(Excerpts from an interface dataset)

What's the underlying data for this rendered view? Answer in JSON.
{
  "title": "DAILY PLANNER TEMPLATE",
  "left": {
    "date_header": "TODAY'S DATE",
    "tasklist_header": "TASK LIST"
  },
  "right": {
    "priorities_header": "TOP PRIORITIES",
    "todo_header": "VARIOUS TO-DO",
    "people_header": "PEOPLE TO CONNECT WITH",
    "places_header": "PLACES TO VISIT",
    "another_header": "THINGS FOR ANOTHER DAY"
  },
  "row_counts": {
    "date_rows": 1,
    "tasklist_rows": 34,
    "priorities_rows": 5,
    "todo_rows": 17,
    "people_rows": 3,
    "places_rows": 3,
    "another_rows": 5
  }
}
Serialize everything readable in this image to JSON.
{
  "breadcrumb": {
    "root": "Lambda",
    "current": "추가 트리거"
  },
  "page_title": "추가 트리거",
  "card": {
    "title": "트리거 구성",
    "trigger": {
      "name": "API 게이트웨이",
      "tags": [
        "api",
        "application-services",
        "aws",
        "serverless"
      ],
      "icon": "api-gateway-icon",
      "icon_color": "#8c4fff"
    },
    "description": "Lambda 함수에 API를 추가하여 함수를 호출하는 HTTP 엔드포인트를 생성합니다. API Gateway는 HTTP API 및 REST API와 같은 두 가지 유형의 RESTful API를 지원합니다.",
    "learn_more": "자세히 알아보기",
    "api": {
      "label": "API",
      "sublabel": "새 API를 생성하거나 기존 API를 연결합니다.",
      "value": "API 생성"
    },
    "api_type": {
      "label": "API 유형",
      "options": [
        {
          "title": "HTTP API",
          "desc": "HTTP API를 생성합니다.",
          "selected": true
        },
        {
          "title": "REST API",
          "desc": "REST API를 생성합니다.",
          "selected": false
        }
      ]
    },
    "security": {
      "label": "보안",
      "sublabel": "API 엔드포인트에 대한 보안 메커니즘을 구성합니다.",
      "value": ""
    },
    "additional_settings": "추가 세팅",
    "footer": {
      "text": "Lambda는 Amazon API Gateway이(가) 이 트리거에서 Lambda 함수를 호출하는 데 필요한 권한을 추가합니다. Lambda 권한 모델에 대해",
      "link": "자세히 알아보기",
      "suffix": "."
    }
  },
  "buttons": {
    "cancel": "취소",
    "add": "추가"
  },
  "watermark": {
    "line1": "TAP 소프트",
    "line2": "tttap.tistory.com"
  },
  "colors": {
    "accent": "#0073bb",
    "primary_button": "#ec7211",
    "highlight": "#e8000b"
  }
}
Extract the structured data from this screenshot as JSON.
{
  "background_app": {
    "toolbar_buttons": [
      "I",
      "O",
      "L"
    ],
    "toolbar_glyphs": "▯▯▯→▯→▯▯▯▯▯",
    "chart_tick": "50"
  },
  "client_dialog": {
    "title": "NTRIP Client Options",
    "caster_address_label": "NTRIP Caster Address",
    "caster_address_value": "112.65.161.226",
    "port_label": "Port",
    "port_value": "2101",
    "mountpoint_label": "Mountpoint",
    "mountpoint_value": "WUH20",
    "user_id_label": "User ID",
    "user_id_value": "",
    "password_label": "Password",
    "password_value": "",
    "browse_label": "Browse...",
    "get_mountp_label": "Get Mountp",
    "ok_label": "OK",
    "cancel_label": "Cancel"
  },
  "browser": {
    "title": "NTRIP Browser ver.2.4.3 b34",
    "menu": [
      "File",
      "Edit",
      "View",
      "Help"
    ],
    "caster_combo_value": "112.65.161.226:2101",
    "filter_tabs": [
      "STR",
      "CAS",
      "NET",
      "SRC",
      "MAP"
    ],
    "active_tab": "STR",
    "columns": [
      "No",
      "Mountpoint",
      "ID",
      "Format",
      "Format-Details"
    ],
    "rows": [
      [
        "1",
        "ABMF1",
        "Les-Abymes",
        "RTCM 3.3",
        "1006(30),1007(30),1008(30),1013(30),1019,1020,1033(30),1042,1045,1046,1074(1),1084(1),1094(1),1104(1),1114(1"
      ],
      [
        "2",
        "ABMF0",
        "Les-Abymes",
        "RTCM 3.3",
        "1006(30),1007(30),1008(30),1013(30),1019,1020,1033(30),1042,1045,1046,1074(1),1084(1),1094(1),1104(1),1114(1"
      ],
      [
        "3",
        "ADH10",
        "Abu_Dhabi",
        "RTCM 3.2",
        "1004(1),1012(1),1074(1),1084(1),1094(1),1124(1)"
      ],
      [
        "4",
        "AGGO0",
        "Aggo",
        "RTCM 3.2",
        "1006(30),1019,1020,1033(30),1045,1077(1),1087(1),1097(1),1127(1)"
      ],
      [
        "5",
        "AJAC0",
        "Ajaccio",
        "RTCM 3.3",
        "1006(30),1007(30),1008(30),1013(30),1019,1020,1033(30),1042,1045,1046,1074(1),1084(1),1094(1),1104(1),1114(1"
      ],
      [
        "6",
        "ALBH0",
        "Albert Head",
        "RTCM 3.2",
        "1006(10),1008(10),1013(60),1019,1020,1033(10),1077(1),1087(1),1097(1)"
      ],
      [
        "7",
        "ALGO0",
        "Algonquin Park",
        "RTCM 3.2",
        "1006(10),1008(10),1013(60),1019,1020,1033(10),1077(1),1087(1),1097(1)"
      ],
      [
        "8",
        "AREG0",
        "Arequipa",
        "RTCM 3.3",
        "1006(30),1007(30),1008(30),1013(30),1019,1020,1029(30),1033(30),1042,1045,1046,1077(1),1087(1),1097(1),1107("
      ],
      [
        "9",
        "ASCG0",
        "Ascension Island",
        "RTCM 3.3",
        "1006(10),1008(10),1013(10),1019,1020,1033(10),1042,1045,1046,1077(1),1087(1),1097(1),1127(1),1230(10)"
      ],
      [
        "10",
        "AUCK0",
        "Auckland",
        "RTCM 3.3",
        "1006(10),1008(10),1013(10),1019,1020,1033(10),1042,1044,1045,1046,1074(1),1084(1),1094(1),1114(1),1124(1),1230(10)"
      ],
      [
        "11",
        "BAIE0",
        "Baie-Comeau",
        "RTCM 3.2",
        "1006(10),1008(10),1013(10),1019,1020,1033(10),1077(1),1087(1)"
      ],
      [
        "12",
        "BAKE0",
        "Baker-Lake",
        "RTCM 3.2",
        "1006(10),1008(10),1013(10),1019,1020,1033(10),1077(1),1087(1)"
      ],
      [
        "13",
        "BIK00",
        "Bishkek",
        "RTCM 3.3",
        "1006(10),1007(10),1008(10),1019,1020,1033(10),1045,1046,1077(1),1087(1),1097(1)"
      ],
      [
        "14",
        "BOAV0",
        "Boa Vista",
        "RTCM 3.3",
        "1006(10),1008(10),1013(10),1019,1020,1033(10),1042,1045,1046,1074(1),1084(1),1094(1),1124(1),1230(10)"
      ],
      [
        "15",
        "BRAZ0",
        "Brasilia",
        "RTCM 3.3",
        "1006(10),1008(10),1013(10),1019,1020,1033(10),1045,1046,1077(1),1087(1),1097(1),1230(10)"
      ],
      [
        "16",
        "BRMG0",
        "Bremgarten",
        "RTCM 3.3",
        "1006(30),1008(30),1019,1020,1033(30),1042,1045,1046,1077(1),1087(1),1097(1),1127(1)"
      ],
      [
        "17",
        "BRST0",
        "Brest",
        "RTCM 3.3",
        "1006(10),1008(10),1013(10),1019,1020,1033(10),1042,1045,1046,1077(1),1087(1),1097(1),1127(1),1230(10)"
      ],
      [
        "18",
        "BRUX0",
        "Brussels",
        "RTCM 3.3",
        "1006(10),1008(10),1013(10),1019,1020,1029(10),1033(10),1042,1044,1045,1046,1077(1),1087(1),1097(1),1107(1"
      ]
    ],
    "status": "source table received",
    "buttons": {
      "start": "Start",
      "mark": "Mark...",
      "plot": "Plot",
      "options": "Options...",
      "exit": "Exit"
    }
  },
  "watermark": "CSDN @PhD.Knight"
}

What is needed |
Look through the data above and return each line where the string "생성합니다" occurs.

Solved problem |
    "description": "Lambda 함수에 API를 추가하여 함수를 호출하는 HTTP 엔드포인트를 생성합니다. API Gateway는 HTTP API 및 REST API와 같은 두 가지 유형의 RESTful API를 지원합니다.",
          "desc": "HTTP API를 생성합니다.",
          "desc": "REST API를 생성합니다.",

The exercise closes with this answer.